[SUPPLIED RECORDS]

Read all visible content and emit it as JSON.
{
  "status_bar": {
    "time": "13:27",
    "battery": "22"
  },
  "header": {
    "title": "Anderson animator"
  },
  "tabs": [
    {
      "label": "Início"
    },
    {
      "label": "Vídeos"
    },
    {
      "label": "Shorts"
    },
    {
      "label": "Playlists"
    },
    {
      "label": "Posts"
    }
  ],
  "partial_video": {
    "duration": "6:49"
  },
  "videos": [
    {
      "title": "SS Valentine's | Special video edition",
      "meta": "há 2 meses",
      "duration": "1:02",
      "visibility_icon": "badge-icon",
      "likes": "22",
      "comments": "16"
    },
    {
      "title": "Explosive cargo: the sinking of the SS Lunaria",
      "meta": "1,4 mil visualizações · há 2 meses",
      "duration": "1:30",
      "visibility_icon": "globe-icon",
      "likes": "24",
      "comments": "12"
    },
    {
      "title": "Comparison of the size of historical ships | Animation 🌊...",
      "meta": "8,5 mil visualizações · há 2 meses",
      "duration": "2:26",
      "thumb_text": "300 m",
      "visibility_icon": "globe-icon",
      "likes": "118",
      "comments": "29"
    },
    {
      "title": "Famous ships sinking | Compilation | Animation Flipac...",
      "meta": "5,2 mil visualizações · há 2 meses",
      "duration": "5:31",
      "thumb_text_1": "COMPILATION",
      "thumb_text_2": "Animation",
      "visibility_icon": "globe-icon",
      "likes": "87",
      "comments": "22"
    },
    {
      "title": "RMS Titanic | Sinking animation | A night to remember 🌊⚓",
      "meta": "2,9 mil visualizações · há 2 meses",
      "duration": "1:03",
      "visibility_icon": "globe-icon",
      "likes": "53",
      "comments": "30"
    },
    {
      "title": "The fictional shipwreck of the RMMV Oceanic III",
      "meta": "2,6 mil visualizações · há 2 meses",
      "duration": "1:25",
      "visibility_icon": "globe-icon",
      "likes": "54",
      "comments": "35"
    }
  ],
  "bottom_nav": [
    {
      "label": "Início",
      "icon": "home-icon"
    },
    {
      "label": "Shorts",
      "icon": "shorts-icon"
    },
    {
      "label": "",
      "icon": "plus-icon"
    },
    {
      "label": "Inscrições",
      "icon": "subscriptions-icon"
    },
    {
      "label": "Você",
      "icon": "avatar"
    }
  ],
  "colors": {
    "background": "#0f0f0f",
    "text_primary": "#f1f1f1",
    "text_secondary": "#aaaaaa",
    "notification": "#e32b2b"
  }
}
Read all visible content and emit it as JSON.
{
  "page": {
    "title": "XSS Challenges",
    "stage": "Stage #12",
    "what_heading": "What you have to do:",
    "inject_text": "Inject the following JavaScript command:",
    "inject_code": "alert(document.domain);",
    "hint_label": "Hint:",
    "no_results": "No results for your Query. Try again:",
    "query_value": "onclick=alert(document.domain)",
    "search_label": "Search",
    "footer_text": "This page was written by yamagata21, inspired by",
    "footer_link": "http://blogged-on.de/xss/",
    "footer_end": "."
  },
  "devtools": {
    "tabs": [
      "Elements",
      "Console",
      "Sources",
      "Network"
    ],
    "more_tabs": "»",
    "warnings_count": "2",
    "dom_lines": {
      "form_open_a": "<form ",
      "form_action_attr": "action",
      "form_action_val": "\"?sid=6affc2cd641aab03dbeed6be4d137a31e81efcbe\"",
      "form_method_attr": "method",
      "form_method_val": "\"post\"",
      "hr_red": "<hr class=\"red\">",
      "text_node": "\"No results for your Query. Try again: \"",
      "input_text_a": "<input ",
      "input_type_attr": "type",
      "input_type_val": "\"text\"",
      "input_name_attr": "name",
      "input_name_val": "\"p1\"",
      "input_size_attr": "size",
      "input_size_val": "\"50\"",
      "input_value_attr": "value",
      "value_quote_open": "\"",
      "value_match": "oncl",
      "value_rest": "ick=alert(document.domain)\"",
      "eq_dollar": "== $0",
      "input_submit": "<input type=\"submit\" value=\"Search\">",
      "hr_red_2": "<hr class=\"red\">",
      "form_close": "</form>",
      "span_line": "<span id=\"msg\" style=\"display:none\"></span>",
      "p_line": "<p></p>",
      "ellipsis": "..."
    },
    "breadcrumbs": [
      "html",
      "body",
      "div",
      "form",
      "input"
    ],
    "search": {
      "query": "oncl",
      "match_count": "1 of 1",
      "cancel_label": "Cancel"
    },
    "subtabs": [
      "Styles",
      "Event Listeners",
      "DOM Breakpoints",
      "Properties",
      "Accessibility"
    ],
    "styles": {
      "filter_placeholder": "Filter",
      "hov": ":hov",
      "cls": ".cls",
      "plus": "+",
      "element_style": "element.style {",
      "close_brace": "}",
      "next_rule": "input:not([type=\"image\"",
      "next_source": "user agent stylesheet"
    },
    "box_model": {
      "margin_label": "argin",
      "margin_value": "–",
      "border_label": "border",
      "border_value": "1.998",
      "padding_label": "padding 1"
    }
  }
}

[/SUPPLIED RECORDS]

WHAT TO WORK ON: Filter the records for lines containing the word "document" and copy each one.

RESULT OF THIS EXERCISE:
    "inject_code": "alert(document.domain);",
    "query_value": "onclick=alert(document.domain)",
      "value_rest": "ick=alert(document.domain)\"",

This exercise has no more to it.